## read counts using the model parameters defined above.  For an example
## using real exome sequencing read counts (with simulated CNV) please
## see the vignette.

## create RangedData for storing genomic ranges and covariate data
## (background, background stdev, GC-content)

m <- 5000
rdata <- RangedData(IRanges(start=0:(m-1)*100+1,width=100),
space=rep("chr1",m), universe="hg19", log.bg=rnorm(m), log.bg.var=rnorm(m),
gc=runif(m,30,50))  

## create read depth distributional parameters mu and phi
rdata$gc.sq <- rdata$gc^2
X <- cbind(bg=rdata$log.bg,gc=rdata$gc,gc.sq=rdata$gc.sq)
Y <- cbind(bg.sd=rdata$log.bg.var)
beta <- c(5,1,.01,-.01)
gamma <- c(-3,.1)
rdata$mu <- exp(beta[1] + scale(X) %*% beta[2:4])
rdata$phi <- exp(gamma[1] + scale(Y) %*% gamma[2])

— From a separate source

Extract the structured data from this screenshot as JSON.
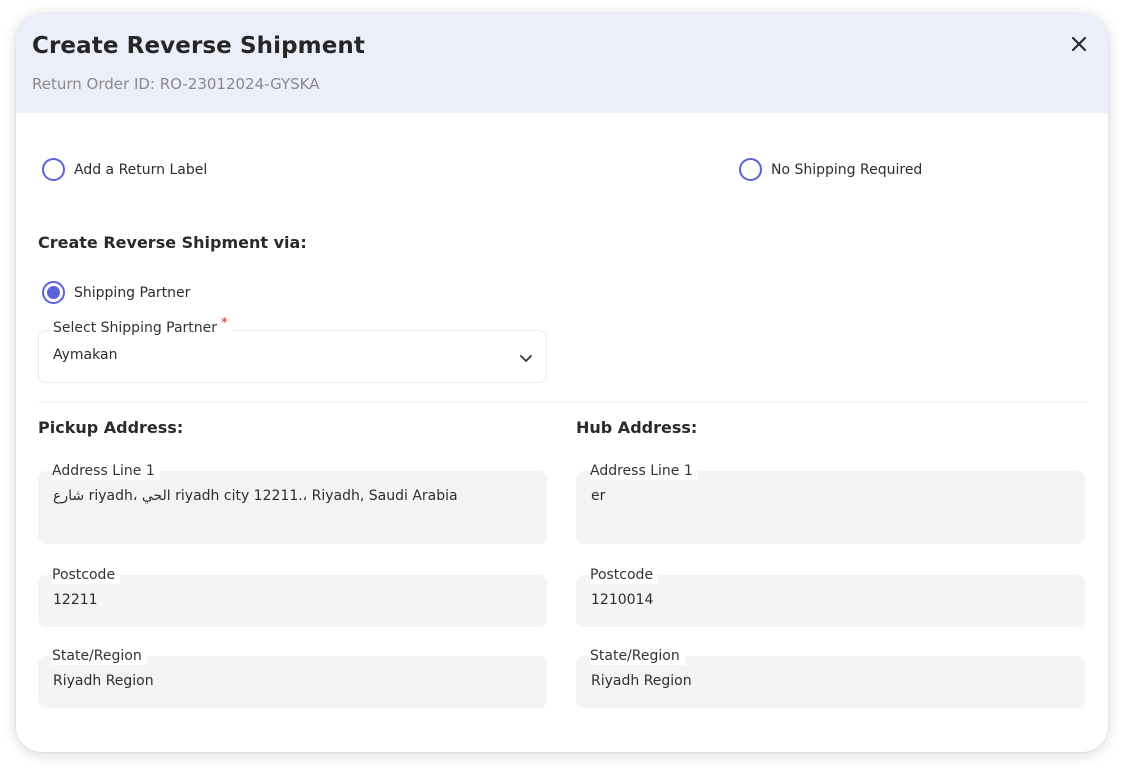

## create observed counts with simulated heterozygous duplication
cnv.nranges <- 200
bounds <- (round(m/2)+1):(round(m/2)+cnv.nranges)
O <- rnbinom(nrow(rdata),mu=rdata$mu,size=1/rdata$phi)
O[bounds] <- O[bounds] + rbinom(cnv.nranges,prob=0.5,size=O[bounds])
rdata[["sample1"]] <- O

## run exomeCopy() and list segments
fit <- exomeCopy(rdata,"sample1",X.names=c("log.bg","gc","gc.sq"))

# an example call with variance fitting.
# see paper: this does not necessarily improve the fit
fit <- exomeCopy(rdata,"sample1",X.names=c("log.bg","gc","gc.sq"),
                 Y.names="log.bg",fit.var=TRUE)

## see man page for copyCountSegments() for summary of
## the predicted segments of constant copy count, and
## for plot.ExomeCopy() for plotting fitted objects